__Work request__
The answer must be one number: how many lines in the data below include the string "Edges".

::::

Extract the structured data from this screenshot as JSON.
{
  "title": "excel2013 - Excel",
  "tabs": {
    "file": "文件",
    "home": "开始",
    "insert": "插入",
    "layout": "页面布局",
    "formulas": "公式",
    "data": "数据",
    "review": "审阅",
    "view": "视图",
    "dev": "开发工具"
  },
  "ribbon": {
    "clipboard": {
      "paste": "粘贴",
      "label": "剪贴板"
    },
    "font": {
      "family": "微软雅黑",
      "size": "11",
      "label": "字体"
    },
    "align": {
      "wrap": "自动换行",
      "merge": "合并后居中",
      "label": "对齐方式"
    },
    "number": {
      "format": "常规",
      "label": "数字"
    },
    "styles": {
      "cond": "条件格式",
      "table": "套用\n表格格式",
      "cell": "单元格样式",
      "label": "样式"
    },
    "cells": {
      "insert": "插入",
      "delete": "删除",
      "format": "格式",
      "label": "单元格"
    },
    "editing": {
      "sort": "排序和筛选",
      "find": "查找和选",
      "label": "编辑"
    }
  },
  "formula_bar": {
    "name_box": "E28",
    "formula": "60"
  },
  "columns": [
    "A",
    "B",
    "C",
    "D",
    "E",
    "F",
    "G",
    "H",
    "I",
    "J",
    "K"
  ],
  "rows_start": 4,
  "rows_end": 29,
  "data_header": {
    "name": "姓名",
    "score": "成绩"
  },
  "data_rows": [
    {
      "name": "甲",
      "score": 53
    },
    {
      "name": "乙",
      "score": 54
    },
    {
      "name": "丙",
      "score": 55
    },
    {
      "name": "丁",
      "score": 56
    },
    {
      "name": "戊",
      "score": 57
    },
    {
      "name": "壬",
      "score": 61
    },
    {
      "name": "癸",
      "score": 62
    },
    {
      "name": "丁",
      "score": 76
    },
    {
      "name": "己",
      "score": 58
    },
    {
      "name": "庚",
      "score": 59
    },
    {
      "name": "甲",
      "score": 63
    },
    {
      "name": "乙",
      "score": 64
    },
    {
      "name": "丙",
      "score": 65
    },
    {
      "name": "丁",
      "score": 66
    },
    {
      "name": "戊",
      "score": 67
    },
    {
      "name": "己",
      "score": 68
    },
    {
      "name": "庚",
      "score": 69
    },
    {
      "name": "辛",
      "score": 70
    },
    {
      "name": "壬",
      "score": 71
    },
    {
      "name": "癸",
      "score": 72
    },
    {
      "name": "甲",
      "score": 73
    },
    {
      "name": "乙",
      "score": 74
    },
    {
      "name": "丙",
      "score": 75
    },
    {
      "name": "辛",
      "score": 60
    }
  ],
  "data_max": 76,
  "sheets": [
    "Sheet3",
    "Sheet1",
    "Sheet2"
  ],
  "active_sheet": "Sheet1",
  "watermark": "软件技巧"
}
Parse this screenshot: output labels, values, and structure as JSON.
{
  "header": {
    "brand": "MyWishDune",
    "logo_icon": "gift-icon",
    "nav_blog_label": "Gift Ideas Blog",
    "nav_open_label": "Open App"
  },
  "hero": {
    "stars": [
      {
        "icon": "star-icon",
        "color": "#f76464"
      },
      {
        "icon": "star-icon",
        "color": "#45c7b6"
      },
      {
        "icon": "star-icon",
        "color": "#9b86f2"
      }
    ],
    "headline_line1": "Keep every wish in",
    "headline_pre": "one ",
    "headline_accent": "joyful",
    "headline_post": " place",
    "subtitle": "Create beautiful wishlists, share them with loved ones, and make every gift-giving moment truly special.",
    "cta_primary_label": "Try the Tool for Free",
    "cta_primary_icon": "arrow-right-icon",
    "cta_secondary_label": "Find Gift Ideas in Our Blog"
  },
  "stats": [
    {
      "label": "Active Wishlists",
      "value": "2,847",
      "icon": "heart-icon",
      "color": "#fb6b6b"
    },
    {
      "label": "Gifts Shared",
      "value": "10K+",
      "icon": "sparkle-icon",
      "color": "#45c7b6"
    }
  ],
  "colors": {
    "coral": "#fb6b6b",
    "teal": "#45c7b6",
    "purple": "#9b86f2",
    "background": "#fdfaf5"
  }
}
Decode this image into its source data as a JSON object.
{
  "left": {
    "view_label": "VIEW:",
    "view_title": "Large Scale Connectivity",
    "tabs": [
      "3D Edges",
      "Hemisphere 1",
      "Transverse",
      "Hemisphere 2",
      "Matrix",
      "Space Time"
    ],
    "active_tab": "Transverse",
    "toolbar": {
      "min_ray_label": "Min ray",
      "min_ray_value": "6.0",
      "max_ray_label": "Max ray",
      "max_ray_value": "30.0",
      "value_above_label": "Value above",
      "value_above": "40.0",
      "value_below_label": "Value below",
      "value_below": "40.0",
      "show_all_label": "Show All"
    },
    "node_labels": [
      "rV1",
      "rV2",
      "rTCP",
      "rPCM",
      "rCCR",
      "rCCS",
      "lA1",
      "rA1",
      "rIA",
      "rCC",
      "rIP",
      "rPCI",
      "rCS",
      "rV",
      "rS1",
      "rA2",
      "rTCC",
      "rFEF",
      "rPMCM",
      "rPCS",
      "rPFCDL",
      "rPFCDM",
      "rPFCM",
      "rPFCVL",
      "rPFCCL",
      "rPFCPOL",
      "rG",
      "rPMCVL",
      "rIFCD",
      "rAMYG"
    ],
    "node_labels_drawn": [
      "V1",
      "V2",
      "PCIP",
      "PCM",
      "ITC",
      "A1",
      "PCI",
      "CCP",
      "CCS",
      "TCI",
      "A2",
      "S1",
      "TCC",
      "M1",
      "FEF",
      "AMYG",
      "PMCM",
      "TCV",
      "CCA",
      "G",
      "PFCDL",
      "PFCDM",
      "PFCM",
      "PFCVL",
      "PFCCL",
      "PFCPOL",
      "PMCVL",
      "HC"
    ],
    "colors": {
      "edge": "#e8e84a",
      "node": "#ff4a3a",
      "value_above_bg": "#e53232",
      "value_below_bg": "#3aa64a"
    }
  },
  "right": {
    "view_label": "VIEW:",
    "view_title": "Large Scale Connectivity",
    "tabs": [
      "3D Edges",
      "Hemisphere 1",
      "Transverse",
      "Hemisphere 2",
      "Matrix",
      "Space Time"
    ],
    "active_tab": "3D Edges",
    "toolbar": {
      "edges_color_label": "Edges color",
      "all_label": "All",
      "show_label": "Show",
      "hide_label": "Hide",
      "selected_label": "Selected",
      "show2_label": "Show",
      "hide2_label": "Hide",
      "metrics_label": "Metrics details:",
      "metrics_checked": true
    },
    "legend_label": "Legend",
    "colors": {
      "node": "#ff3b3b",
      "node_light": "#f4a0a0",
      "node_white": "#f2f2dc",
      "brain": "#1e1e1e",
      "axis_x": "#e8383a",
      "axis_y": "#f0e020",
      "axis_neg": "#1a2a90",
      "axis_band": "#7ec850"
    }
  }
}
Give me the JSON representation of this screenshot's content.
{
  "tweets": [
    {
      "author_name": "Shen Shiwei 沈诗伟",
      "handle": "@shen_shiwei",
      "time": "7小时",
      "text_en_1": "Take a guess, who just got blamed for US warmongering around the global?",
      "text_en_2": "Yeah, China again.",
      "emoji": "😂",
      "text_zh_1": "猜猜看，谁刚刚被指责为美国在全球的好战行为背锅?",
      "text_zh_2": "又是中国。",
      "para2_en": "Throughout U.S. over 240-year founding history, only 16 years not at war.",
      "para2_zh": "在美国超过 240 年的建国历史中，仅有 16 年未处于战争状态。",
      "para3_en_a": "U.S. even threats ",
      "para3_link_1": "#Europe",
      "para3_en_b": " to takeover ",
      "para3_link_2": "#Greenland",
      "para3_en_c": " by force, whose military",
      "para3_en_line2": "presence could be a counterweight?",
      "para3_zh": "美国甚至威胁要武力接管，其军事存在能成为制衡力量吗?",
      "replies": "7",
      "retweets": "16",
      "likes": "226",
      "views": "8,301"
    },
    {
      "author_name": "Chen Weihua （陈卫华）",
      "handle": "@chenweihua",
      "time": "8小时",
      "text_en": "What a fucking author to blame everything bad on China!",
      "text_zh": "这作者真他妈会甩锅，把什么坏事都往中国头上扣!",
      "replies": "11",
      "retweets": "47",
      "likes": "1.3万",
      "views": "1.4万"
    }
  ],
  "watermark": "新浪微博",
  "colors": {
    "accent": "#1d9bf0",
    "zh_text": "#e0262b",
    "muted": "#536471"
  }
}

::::

__Reply to the exercise__
4